## Study material
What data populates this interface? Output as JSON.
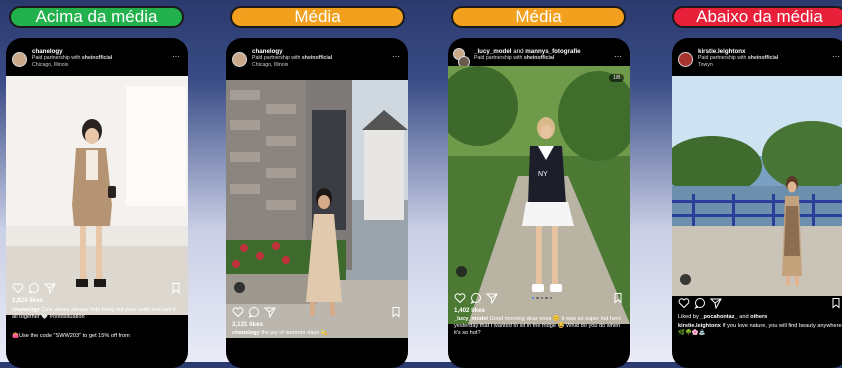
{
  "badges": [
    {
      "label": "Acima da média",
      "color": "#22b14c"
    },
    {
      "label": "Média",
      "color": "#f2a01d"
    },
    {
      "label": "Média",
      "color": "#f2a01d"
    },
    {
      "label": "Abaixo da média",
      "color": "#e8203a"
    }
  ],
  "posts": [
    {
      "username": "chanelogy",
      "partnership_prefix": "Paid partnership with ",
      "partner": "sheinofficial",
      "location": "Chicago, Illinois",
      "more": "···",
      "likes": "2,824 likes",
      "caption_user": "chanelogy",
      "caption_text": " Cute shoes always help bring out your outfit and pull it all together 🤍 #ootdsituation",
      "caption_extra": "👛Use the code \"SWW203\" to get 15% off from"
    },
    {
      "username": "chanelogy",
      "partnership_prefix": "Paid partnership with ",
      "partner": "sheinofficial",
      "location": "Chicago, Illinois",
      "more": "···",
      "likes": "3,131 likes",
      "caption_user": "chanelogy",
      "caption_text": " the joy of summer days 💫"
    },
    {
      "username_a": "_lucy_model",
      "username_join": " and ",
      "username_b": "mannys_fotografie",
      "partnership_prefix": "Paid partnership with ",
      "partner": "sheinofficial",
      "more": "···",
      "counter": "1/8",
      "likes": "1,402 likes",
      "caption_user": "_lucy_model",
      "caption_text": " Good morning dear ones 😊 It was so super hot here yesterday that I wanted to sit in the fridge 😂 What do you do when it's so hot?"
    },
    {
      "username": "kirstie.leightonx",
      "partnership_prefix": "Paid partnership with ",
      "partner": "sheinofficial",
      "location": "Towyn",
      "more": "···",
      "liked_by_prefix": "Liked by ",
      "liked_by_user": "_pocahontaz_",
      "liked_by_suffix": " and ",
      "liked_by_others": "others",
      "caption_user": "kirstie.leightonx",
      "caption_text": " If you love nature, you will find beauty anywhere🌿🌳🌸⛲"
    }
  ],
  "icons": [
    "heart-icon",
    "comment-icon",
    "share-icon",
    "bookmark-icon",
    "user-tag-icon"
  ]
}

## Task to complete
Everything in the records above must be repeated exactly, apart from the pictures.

## Output below
What data populates this interface? Output as JSON.
{
  "badges": [
    {
      "label": "Acima da média",
      "color": "#22b14c"
    },
    {
      "label": "Média",
      "color": "#f2a01d"
    },
    {
      "label": "Média",
      "color": "#f2a01d"
    },
    {
      "label": "Abaixo da média",
      "color": "#e8203a"
    }
  ],
  "posts": [
    {
      "username": "chanelogy",
      "partnership_prefix": "Paid partnership with ",
      "partner": "sheinofficial",
      "location": "Chicago, Illinois",
      "more": "···",
      "likes": "2,824 likes",
      "caption_user": "chanelogy",
      "caption_text": " Cute shoes always help bring out your outfit and pull it all together 🤍 #ootdsituation",
      "caption_extra": "👛Use the code \"SWW203\" to get 15% off from"
    },
    {
      "username": "chanelogy",
      "partnership_prefix": "Paid partnership with ",
      "partner": "sheinofficial",
      "location": "Chicago, Illinois",
      "more": "···",
      "likes": "3,131 likes",
      "caption_user": "chanelogy",
      "caption_text": " the joy of summer days 💫"
    },
    {
      "username_a": "_lucy_model",
      "username_join": " and ",
      "username_b": "mannys_fotografie",
      "partnership_prefix": "Paid partnership with ",
      "partner": "sheinofficial",
      "more": "···",
      "counter": "1/8",
      "likes": "1,402 likes",
      "caption_user": "_lucy_model",
      "caption_text": " Good morning dear ones 😊 It was so super hot here yesterday that I wanted to sit in the fridge 😂 What do you do when it's so hot?"
    },
    {
      "username": "kirstie.leightonx",
      "partnership_prefix": "Paid partnership with ",
      "partner": "sheinofficial",
      "location": "Towyn",
      "more": "···",
      "liked_by_prefix": "Liked by ",
      "liked_by_user": "_pocahontaz_",
      "liked_by_suffix": " and ",
      "liked_by_others": "others",
      "caption_user": "kirstie.leightonx",
      "caption_text": " If you love nature, you will find beauty anywhere🌿🌳🌸⛲"
    }
  ],
  "icons": [
    "heart-icon",
    "comment-icon",
    "share-icon",
    "bookmark-icon",
    "user-tag-icon"
  ]
}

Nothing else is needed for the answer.